The Young Explorer’s Grant was established for aspiring explorers between the ages of 18 and 25. Fancyboy was awarded the maximum amount of $5,000 to cover the field project costs of her upcoming trip to the rural villages of Pilot Station, Marshall, and Kotlik, Alaska through the entire month of June 2017.
Her project, titled “Discovering the Modern Yup’ik Peoples of Western Alaska,” aims to document the evolving culture of the Yup’ik people in a way that will allow those who may not be familiar with it to access the information easily. The Yup’ik, which is translated to mean “the real people,” are an indigenous people native to western, south central and southwestern Alaska and the Russian Far East.
“This project is important to me because I actually lived in one of the villages I’m visiting for the first five years of my life, and I am half Yup’ik,” said Fancyboy, who is majoring in cultural anthropology and psychology, and minoring in political science.
“It’s crucial that cultures like this be documented before their customs, languages and traditions are lost in history. I believe I’m in a prime position to do this by having a foot in both doors, so to speak.

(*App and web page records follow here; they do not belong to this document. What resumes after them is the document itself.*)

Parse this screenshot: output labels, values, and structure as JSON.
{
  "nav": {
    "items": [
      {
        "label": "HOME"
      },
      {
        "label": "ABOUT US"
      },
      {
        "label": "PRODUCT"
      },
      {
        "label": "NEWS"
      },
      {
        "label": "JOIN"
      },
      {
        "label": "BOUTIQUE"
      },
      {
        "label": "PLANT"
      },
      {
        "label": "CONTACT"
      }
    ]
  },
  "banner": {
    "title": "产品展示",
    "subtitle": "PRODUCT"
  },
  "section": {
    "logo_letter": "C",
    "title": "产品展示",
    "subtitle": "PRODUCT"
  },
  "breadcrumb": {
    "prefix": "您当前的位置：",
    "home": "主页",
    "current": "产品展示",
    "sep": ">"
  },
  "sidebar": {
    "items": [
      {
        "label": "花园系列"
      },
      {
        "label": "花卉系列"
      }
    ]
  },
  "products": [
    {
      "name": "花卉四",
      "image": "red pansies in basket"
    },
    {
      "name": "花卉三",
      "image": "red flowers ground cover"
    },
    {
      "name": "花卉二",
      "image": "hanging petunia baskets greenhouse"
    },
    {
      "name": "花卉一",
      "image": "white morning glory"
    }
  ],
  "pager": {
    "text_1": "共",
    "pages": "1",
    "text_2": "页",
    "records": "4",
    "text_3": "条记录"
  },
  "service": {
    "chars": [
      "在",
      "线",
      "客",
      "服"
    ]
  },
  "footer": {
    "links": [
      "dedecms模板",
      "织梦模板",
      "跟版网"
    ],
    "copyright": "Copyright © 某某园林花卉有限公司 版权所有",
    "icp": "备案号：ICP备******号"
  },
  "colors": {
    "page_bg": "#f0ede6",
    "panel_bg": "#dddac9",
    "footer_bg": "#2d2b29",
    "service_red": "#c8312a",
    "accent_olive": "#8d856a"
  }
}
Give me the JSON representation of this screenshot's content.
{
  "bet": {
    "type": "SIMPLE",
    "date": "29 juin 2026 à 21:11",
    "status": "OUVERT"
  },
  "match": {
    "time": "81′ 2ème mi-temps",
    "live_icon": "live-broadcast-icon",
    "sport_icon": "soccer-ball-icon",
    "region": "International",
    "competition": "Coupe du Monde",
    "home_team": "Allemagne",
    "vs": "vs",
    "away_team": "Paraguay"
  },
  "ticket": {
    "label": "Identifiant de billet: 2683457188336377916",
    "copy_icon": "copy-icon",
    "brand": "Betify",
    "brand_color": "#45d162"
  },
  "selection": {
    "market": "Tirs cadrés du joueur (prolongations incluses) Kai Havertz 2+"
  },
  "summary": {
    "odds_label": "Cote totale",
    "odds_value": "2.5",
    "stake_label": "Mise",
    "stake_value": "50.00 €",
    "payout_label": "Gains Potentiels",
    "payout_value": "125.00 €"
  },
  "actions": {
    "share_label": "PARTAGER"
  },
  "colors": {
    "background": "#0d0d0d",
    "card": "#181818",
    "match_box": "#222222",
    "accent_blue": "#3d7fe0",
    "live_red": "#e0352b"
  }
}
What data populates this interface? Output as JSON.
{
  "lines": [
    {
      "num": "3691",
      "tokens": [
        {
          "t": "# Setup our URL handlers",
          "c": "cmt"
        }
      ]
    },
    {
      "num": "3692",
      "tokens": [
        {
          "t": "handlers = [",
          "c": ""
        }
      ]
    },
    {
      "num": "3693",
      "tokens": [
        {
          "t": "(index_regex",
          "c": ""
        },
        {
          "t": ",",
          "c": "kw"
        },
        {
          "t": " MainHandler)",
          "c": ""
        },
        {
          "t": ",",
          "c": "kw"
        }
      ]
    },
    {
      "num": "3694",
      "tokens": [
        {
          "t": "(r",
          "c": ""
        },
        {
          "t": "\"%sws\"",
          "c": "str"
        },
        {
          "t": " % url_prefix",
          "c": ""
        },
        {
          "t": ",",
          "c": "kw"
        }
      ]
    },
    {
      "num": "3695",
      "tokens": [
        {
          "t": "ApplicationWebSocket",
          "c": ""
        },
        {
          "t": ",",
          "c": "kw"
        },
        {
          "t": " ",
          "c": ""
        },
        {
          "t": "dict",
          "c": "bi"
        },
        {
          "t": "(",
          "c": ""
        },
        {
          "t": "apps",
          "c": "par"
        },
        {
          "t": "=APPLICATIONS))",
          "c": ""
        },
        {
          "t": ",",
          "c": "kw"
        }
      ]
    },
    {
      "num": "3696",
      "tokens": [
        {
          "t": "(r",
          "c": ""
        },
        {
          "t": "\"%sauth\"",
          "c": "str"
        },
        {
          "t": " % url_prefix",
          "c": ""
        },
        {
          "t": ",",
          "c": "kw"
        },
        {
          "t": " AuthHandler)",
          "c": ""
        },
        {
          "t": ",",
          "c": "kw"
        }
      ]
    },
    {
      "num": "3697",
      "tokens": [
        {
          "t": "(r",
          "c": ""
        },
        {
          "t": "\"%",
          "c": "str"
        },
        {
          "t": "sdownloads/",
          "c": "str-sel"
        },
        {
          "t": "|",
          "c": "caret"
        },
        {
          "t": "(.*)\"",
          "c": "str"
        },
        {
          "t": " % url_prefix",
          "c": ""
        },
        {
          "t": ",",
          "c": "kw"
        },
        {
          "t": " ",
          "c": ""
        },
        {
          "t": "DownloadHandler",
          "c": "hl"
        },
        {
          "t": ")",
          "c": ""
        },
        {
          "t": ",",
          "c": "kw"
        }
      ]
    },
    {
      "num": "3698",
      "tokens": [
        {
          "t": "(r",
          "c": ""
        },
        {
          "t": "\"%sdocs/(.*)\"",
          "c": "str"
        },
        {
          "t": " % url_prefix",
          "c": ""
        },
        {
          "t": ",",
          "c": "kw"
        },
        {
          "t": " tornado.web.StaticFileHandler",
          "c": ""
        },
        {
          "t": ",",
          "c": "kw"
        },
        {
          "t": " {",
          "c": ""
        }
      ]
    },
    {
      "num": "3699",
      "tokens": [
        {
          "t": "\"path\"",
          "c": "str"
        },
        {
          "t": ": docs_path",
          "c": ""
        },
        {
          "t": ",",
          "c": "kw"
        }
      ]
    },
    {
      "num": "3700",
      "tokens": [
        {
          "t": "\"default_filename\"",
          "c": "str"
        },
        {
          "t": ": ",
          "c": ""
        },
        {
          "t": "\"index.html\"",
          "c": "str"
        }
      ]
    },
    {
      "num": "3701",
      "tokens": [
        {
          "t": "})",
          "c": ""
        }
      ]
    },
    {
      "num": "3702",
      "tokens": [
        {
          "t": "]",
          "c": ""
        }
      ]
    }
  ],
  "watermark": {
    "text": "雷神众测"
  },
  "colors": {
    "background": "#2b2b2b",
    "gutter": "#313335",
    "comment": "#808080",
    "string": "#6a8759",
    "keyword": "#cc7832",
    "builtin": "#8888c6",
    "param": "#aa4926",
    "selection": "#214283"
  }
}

Beyond that, I feel compelled to do so,” she said.
As her trip progresses, Fancyboy will be collecting interviews, video clips and photos to post at Discovering the Modern Yup’ik Peoples of Western Alaska on Facebook, and to the Instagram handle @m_explores.
National Geographic awards the Young Explorer’s Grant to diligent, creative young individuals who are passionate about their projects and ideas. The grant was designed to support a new generation of adventurers, geographers, anthropologists, astronomers, geologists, conservationists, ecologists, marine scientists, storytellers, pioneers and archaeologists.
For more information about the Young Explorer’s Grant, visit their website.